POOLE, PAUL FALCONER (1806–1879), English painter, was born at Bristol in 1806. Though self-taught his fine feeling for colour, poetic sympathy and dramatic power gained for him a high position among British artists, He exhibited his first work in the Royal Academy at the age of twenty-five, the subject being “The Well,” a scene in Naples. There was an interval of seven years before he next exhibited his “Farewell, Farewell ” in 1837, which was followed by the “Emigrant's Departure,” “Hermann and Dorothea” and “By the Waters of Babylon.” In 1843 his position was made secure by his “Solomon Eagle,” and by his success in the Cartoon Exhibition, in which he received from the Fine Art Commissioners a prize of £300 sterling. After his exhibition of the “Surrender of Syon House” he was elected an associate of the Royal Academy in 1846, and was made an academician in 1861. He died in 1879.

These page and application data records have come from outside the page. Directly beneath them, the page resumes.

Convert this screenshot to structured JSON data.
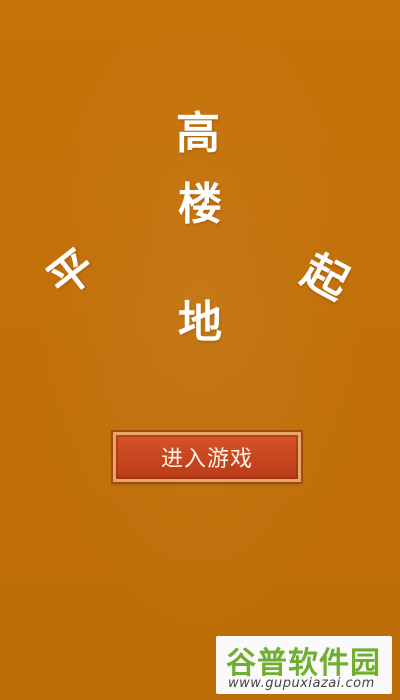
{
  "title": {
    "gao": "高",
    "lou": "楼",
    "di": "地",
    "ping": "平",
    "qi": "起"
  },
  "menu": {
    "enter_label": "进入游戏"
  },
  "watermark": {
    "logo": "谷普软件园",
    "url": "www.gupuxiazai.com"
  },
  "colors": {
    "background": "#c97408",
    "button": "#c8451f",
    "button_border": "#e6a866",
    "watermark_green": "#6fae2f"
  }
}
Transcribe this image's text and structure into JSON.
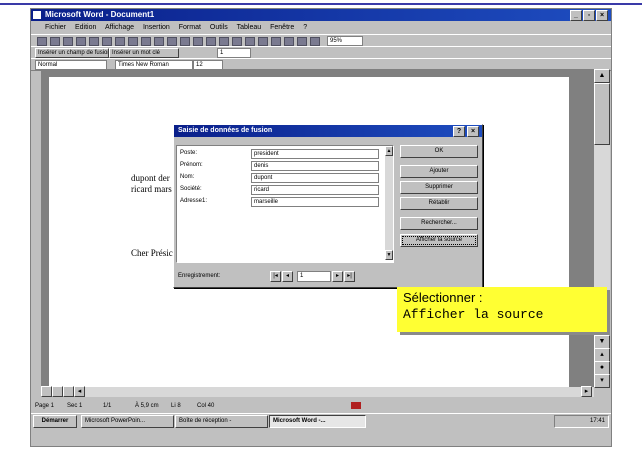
{
  "window": {
    "title": "Microsoft Word - Document1"
  },
  "menu": [
    "Fichier",
    "Edition",
    "Affichage",
    "Insertion",
    "Format",
    "Outils",
    "Tableau",
    "Fenêtre",
    "?"
  ],
  "toolbar": {
    "zoom": "95%"
  },
  "mailmerge_bar": {
    "insert_merge_field": "Insérer un champ de fusion",
    "insert_word_field": "Insérer un mot clé",
    "record": "1"
  },
  "format_bar": {
    "style": "Normal",
    "font": "Times New Roman",
    "size": "12"
  },
  "document": {
    "line1": "dupont der",
    "line2": "ricard mars",
    "line3": "Cher Présic"
  },
  "dialog": {
    "title": "Saisie de données de fusion",
    "fields": [
      {
        "label": "Poste:",
        "value": "president"
      },
      {
        "label": "Prénom:",
        "value": "denis"
      },
      {
        "label": "Nom:",
        "value": "dupont"
      },
      {
        "label": "Société:",
        "value": "ricard"
      },
      {
        "label": "Adresse1:",
        "value": "marseille"
      }
    ],
    "buttons": {
      "ok": "OK",
      "ajouter": "Ajouter",
      "supprimer": "Supprimer",
      "retablir": "Rétablir",
      "rechercher": "Rechercher...",
      "afficher": "Afficher la source"
    },
    "record_label": "Enregistrement:",
    "record_value": "1"
  },
  "statusbar": {
    "page": "Page 1",
    "sec": "Sec 1",
    "pages": "1/1",
    "pos": "À 5,9 cm",
    "line": "Li 8",
    "col": "Col 40"
  },
  "taskbar": {
    "start": "Démarrer",
    "tasks": [
      "Microsoft PowerPoin...",
      "Boîte de réception -",
      "Microsoft Word -..."
    ],
    "clock": "17:41"
  },
  "callout": {
    "line1": "Sélectionner :",
    "line2": "Afficher la source"
  }
}
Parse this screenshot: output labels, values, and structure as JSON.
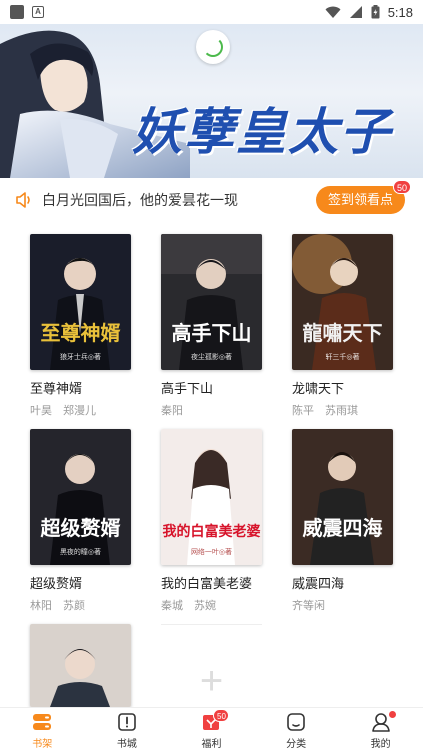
{
  "status_bar": {
    "time": "5:18"
  },
  "banner": {
    "title": "妖孽皇太子"
  },
  "notice": {
    "text": "白月光回国后，他的爱昙花一现",
    "button_label": "签到领看点",
    "button_badge": "50"
  },
  "books": [
    {
      "name": "至尊神婿",
      "sub": "叶昊　郑漫儿",
      "cover_title": "至尊神婿",
      "cover_author": "狼牙士兵◎著",
      "cover_bg": "#1a1d2a",
      "title_color": "#e9c13a"
    },
    {
      "name": "高手下山",
      "sub": "秦阳",
      "cover_title": "高手下山",
      "cover_author": "夜尘孤影◎著",
      "cover_bg": "#2a2a2e",
      "title_color": "#ffffff"
    },
    {
      "name": "龙啸天下",
      "sub": "陈平　苏雨琪",
      "cover_title": "龍嘯天下",
      "cover_author": "轩三千◎著",
      "cover_bg": "#3a2a22",
      "title_color": "#f1f1f1"
    },
    {
      "name": "超级赘婿",
      "sub": "林阳　苏颜",
      "cover_title": "超级赘婿",
      "cover_author": "黑夜的瞳◎著",
      "cover_bg": "#25252c",
      "title_color": "#ffffff"
    },
    {
      "name": "我的白富美老婆",
      "sub": "秦城　苏婉",
      "cover_title": "我的白富美老婆",
      "cover_author": "网络一叶◎著",
      "cover_bg": "#f3ecea",
      "title_color": "#d7142b"
    },
    {
      "name": "威震四海",
      "sub": "齐等闲",
      "cover_title": "威震四海",
      "cover_author": "",
      "cover_bg": "#3b2b24",
      "title_color": "#ffffff"
    },
    {
      "name": "",
      "sub": "",
      "cover_title": "",
      "cover_author": "",
      "cover_bg": "#d9d2cc",
      "title_color": "#ffffff"
    }
  ],
  "nav": [
    {
      "label": "书架",
      "icon": "bookshelf-icon",
      "active": true
    },
    {
      "label": "书城",
      "icon": "bookstore-icon"
    },
    {
      "label": "福利",
      "icon": "gift-icon",
      "badge": "50"
    },
    {
      "label": "分类",
      "icon": "category-icon"
    },
    {
      "label": "我的",
      "icon": "profile-icon",
      "dot": true
    }
  ],
  "colors": {
    "accent": "#f7891b",
    "badge": "#f04040"
  }
}
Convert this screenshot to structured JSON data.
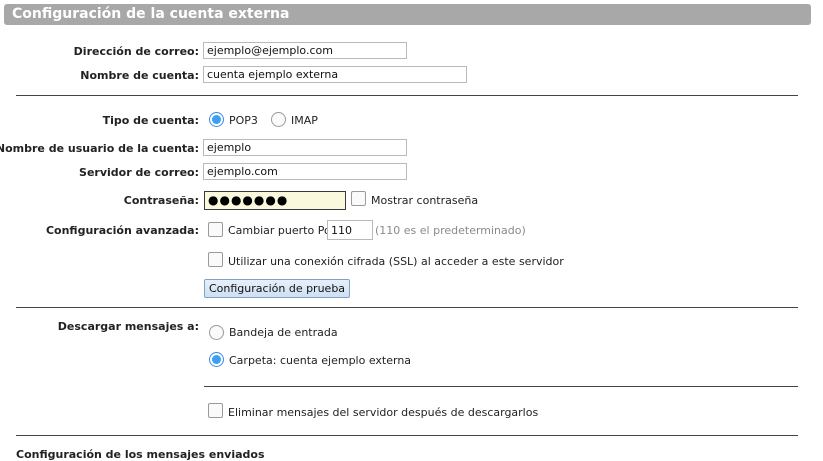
{
  "header": {
    "title": "Configuración de la cuenta externa"
  },
  "identity": {
    "email_label": "Dirección de correo:",
    "email_value": "ejemplo@ejemplo.com",
    "account_name_label": "Nombre de cuenta:",
    "account_name_value": "cuenta ejemplo externa"
  },
  "server": {
    "account_type_label": "Tipo de cuenta:",
    "account_type_options": [
      {
        "label": "POP3",
        "selected": true
      },
      {
        "label": "IMAP",
        "selected": false
      }
    ],
    "username_label": "Nombre de usuario de la cuenta:",
    "username_value": "ejemplo",
    "mail_server_label": "Servidor de correo:",
    "mail_server_value": "ejemplo.com",
    "password_label": "Contraseña:",
    "password_mask": "●●●●●●●",
    "show_password_label": "Mostrar contraseña",
    "advanced_label": "Configuración avanzada:",
    "change_port_label": "Cambiar puerto Pop",
    "port_value": "110",
    "port_hint": "(110 es el predeterminado)",
    "ssl_label": "Utilizar una conexión cifrada (SSL) al acceder a este servidor",
    "test_button": "Configuración de prueba"
  },
  "download": {
    "label": "Descargar mensajes a:",
    "options": [
      {
        "label": "Bandeja de entrada",
        "selected": false
      },
      {
        "label": "Carpeta: cuenta ejemplo externa",
        "selected": true
      }
    ],
    "delete_label": "Eliminar mensajes del servidor después de descargarlos"
  },
  "sent": {
    "section_label": "Configuración de los mensajes enviados"
  },
  "colors": {
    "accent": "#3aa0f0",
    "title_bar": "#a8a8a8",
    "password_bg": "#fbf9dd"
  }
}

Poole’s subjects divide themselves into two orders-one idyllic, the other dramatic. Of the former his “May Day” (1852) is a typical example. Of both styles there were excellent examples to be seen in the small collection of his works shown at Burlington House in the Winter Exhibition of 1883–1884. Among his early dramatic pictures was “Solomon Eagle exhorting the People to Repentance during the Plague of 1665,” painted in 1843. To this class belongs also the “Messenger announcing to Job the Irruption of the Sabeans and the Slaughter of the Servants” (exhibited in 1850), and “Robert, Duke of Normandyand Arletta” (1848). Finer examples of his more mature power in this direction are to be found in his “Prodigal Son,” painted in 1869; the “Escape of Glaucus and Ione with the blind girl Nydia from Pompeii” (1860); and “Cunstaunce sent adrift by the Constable of Alla, King of Northumberland,” painted in 1868. More peaceful than these are the “Song of Troubadours” (painted in 1854) and the “Goths in Italy"”? (1851), the latter an important historical Work of greatwpower and beauty. Of a less lofty strain, 'but still more beautiful in its workmanship, is the “Seventh Day of the Decameron,” painted in 1857. In this picture Poole rises to his full height as a colourist. In. his pastorals he is soft and tender, as in the “Mountain Path” (1853), the “Water-cress Gatherers” (1870), the “Shepston Maiden” (1872). But when he turns to the grander and more sublime views of nature his work is bold and vigorous. Fine examples of this style may be seen in the “Vision of Ezekiel” of the National Gallery, “Solitude” (1876), the “Entrance to the Cave of Marnmon” (1875), the “Dragon’s Cavern” (1877), and perhaps best of all in the “Lion in the Path” (1873), a great representation of mountain and cloud form.
POOLE, REGINALD STUART (1832–1895), English archaeologist and orientalist, was. born in London on the 27th of January 1832. His father was the Rev. Edward Poole, a well known bibliophile. His mother, Sopha, authoress V of The Englishwoman in Egypt (1844), was the sister of E. W. Lane, the Arabic scholar, with whom R. S. Poole lived in Cairo from 1842 to 1849, thus imbibing an early taste for Egyptian antiquities. In 1852 he became an assistant in the British Museum, and was assigned to the department of coins and medals, of which in 1870 he became keeper. In that capacity he did work of the highest value, alike as a writer, teacher and administrator. In 1882 he was largely responsible for founding the, Egypt Exploration Fund, and in 1884 for starting the Society of English Medallists. He retired in 1893, and died on the 8th of February 1895, Some of Poole's best work was done in his articles for the Ency. Brit. (9th ed.) on Egypt, Hieroglyphics